In considering an owner's liability under section 241-a prior to the 1969 amendment, the following language was used by the court in Haskins v. City of New York ( 28 A.D.2d 656): "While section 240 Lab. of the Labor Law may not apply to an owner who engages an independent contractor to perform the work, section 241 does impose a nondelegable duty on owners". Considering liability under section 241-a, that court held, "The purpose of section 241-a being similar to that of section 241, the sections should be read in pari materia.

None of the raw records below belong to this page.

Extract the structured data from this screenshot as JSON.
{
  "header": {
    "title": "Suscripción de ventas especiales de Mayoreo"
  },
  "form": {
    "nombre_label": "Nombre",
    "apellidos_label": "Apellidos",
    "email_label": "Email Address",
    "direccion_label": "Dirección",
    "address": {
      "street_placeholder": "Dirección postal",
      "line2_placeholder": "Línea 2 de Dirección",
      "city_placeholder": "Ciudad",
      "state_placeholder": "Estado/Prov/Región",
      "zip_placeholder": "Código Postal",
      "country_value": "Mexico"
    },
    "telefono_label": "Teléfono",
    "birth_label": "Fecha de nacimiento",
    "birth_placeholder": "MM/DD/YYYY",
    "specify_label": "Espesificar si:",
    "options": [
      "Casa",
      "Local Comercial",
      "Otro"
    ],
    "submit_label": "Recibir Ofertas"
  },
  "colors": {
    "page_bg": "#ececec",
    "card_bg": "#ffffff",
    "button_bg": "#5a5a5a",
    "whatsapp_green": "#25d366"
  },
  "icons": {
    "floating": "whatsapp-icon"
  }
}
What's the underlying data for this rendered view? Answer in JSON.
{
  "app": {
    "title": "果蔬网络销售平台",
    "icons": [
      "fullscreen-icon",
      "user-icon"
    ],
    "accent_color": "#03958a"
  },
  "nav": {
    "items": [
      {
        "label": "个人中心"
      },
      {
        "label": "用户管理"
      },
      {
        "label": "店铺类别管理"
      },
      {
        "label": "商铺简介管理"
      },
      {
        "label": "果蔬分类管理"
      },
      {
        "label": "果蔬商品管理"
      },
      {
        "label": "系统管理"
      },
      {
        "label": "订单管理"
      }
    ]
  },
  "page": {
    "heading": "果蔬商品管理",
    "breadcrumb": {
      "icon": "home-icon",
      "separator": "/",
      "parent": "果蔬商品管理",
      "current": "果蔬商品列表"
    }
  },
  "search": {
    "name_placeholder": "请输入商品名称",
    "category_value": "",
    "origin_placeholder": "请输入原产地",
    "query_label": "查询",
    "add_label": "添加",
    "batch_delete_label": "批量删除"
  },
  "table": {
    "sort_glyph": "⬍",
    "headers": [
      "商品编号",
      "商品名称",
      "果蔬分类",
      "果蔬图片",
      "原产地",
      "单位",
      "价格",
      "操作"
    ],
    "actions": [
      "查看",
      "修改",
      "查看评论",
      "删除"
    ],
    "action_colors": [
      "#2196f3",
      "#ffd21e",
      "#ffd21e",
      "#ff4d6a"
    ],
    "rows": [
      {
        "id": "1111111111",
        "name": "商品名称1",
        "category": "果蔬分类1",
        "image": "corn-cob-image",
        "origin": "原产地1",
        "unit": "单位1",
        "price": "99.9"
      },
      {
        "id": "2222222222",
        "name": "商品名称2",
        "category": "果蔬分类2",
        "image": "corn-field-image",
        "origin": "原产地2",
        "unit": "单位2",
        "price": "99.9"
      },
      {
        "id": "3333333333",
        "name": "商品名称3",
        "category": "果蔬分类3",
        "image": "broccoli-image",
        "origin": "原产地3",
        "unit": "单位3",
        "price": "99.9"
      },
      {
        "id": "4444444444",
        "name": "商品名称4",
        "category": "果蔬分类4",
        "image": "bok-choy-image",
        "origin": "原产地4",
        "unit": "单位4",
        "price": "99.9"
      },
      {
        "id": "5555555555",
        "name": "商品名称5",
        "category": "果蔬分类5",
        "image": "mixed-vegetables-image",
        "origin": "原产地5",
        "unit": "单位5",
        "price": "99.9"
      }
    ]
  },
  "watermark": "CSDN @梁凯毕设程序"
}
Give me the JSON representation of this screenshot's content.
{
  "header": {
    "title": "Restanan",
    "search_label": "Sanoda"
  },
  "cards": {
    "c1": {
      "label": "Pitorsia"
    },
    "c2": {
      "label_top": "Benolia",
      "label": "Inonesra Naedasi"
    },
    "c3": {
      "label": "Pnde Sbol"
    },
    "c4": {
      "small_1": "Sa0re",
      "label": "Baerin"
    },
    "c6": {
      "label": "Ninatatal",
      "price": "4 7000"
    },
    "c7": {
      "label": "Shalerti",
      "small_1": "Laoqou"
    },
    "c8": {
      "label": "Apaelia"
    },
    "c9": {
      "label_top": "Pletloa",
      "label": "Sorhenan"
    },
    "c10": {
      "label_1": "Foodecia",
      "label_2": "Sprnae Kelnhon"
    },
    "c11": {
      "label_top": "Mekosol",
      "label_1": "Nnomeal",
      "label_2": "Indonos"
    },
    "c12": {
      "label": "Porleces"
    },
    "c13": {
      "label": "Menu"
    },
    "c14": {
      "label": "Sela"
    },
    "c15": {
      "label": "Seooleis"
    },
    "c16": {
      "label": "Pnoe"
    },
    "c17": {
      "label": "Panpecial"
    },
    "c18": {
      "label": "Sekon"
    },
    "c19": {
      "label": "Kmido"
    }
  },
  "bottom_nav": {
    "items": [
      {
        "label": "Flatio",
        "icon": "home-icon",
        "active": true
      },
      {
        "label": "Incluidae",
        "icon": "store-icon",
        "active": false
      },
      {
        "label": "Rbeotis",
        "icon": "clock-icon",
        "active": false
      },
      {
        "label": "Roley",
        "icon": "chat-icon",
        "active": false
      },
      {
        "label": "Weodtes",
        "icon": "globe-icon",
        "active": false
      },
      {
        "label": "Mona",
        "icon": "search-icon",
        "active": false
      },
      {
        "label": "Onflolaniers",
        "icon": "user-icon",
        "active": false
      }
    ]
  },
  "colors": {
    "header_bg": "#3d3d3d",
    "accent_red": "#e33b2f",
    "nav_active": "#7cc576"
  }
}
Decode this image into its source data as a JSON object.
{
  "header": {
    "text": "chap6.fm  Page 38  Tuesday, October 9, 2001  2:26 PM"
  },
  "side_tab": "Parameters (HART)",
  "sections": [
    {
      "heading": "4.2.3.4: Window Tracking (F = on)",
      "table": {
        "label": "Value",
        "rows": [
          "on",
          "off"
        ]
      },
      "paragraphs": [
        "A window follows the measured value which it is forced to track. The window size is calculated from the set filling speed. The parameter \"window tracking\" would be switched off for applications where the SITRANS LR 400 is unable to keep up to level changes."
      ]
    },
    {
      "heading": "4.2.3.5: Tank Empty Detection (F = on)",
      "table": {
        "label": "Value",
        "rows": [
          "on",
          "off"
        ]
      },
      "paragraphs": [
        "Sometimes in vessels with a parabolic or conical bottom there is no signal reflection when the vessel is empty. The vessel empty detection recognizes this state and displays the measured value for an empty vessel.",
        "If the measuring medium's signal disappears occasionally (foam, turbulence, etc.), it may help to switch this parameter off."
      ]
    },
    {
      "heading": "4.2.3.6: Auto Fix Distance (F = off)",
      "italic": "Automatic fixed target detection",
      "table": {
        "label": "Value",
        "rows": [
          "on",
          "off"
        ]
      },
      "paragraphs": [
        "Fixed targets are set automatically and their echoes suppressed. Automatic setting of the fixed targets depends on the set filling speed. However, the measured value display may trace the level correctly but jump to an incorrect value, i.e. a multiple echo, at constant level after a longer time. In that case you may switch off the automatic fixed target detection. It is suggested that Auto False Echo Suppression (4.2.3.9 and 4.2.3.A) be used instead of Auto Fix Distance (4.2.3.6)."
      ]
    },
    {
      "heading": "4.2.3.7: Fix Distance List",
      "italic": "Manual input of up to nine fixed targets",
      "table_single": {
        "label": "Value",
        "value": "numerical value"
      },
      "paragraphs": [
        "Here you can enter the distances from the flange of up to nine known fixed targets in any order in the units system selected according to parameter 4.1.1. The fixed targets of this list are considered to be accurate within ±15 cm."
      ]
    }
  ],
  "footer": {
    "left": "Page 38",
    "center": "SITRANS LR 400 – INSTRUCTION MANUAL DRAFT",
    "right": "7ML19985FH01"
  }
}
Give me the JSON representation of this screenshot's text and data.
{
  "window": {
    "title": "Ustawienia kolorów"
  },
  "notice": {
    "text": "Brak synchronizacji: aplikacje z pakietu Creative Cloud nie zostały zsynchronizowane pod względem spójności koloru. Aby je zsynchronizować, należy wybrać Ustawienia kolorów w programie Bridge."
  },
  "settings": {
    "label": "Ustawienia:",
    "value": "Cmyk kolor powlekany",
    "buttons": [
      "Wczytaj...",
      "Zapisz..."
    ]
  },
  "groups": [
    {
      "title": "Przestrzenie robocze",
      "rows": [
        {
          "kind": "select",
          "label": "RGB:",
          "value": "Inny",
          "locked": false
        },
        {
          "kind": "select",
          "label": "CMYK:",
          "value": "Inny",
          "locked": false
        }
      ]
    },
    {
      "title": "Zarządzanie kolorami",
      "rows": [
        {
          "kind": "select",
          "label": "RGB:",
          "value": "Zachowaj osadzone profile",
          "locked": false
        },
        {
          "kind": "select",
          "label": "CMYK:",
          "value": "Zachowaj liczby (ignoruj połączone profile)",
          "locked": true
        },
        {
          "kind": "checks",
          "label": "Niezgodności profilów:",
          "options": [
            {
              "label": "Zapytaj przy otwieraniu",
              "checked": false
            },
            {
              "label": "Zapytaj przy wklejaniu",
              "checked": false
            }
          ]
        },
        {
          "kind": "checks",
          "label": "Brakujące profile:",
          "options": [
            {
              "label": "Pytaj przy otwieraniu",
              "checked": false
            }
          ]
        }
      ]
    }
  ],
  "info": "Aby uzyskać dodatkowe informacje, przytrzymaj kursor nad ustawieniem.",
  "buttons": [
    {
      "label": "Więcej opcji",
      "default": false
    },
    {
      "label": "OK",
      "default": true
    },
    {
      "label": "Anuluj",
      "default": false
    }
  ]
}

Therefore, we conclude that section 241-a casts a nondelegable duty upon the city (the owner of the building)". More recently, in a case involving a violation of section 241-a, this court affirmed a directed verdict in favor of plaintiffs against the owner of a building, holding that such section applied to the owner and that contributory negligence was not a defense. ( Horan v. Dormitory Auth., 43 A.D.2d 65.) A study of the cases analyzing various sections of article 10 of the Labor Law compels us to conclude that it was the intent of the Legislature, in amending section 240 Lab. of the Labor Law, to impose a nondelegable duty on an owner, as such, in order to bring that section into line with sections 241 and 241-a where such duty already existed. Furthermore, the clear and unambiguous language of the amendment compels such a conclusion. (McKinney's Cons. Laws of N.Y., Book 1, Statutes, § 301, subd. c.)
This conclusion is further bolstered when we consider the legislative history of the 1969 amendment by examining the memorandum submitted by the bill's authors (N.Y. Legis. Annual, 1969, pp. 407-408). It specifically states that the purpose of the bill was to place the responsibility for safety practices on the owner and general contractor, where it belongs. The memorandum further points out that the existing law permitted an owner to escape liability by engaging a subcontractor who may have been selected because of price, disregarding the subcontractor's safety measures. Such a practice, in our view, frustrated the purpose of the statute and this amendment was enacted to prevent it.
In summary, we conclude that the intended result of the 1969 amendment was to place the primary and nondelegable responsibility under section 240 on the owner and general contractor who have the means of protecting themselves financially and otherwise by agreements with those they hire. (See Kelly v. Diesel Constr. Div. of Carl A. Morse, Inc., 35 N.Y.2d 1.)
We have examined the other issues raised by both claimants and the State and find them unpersuasive.
The judgment should be affirmed, with costs.
HERLIHY, P.J., KANE, MAIN and REYNOLDS, JJ., concur.
Judgment affirmed, with costs.